* **HOW TO COMPLETE THIS TASK**
Scan the entries that follow and copy out every line containing "icon".

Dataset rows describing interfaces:
+ + + +
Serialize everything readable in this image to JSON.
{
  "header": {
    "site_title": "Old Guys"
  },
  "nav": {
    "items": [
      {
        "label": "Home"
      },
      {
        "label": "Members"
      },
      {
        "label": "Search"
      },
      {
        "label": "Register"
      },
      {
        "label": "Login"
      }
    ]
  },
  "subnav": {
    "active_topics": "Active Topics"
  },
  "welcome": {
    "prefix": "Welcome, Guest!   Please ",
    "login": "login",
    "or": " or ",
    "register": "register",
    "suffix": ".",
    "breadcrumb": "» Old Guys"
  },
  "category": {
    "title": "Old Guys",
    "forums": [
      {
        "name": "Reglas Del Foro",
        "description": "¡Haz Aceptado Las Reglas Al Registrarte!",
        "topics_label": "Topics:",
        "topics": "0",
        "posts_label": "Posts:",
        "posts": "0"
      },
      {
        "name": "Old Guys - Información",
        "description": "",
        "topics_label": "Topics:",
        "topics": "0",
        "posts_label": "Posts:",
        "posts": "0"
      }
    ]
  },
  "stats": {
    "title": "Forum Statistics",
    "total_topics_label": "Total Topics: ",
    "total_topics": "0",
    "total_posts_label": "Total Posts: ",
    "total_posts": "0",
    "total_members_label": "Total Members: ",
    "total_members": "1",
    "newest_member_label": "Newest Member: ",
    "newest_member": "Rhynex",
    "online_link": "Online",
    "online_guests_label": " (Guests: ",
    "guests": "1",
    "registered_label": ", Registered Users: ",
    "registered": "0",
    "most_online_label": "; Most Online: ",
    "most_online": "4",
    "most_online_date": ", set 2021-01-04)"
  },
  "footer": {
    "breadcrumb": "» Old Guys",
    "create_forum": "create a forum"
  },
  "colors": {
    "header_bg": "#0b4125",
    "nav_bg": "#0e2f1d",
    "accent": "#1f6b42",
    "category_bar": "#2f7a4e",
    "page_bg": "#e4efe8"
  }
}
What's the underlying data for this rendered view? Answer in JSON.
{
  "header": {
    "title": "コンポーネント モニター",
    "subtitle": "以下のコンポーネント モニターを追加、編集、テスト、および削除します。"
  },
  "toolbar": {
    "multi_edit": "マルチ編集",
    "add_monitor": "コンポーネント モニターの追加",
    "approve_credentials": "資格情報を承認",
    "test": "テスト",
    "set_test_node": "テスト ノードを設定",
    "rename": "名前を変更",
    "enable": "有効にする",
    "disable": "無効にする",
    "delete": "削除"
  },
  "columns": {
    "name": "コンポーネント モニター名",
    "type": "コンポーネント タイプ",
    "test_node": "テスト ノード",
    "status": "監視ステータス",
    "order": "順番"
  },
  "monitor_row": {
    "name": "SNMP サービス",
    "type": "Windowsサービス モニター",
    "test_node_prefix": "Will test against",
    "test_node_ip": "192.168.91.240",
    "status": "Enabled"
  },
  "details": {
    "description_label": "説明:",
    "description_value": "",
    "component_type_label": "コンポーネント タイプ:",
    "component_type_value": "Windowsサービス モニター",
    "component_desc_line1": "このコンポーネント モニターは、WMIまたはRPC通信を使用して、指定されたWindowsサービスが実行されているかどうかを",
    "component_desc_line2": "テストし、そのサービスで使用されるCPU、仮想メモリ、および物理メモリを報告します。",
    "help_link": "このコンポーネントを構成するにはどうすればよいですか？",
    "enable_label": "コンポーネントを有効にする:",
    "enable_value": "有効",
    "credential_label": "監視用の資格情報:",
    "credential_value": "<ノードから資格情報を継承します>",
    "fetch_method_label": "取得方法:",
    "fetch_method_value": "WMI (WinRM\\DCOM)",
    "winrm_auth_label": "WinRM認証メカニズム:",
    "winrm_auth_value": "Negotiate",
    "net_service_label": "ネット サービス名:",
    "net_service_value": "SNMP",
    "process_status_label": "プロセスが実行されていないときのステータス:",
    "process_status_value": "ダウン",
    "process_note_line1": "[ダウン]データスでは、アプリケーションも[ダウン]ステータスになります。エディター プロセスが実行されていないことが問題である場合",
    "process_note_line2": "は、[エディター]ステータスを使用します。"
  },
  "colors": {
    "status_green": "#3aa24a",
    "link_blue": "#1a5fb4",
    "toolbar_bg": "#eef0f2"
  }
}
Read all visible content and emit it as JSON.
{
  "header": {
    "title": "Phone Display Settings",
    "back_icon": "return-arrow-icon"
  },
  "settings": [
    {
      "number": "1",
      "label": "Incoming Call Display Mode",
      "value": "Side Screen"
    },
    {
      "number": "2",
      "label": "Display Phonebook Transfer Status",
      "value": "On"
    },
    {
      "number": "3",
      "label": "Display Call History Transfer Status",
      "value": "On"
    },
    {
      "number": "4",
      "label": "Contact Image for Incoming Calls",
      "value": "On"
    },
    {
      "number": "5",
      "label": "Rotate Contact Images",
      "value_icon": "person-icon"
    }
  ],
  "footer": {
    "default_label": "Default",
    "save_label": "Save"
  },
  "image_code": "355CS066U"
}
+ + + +
* **REPLY TO THE EXERCISE**
    "back_icon": "return-arrow-icon"
      "value_icon": "person-icon"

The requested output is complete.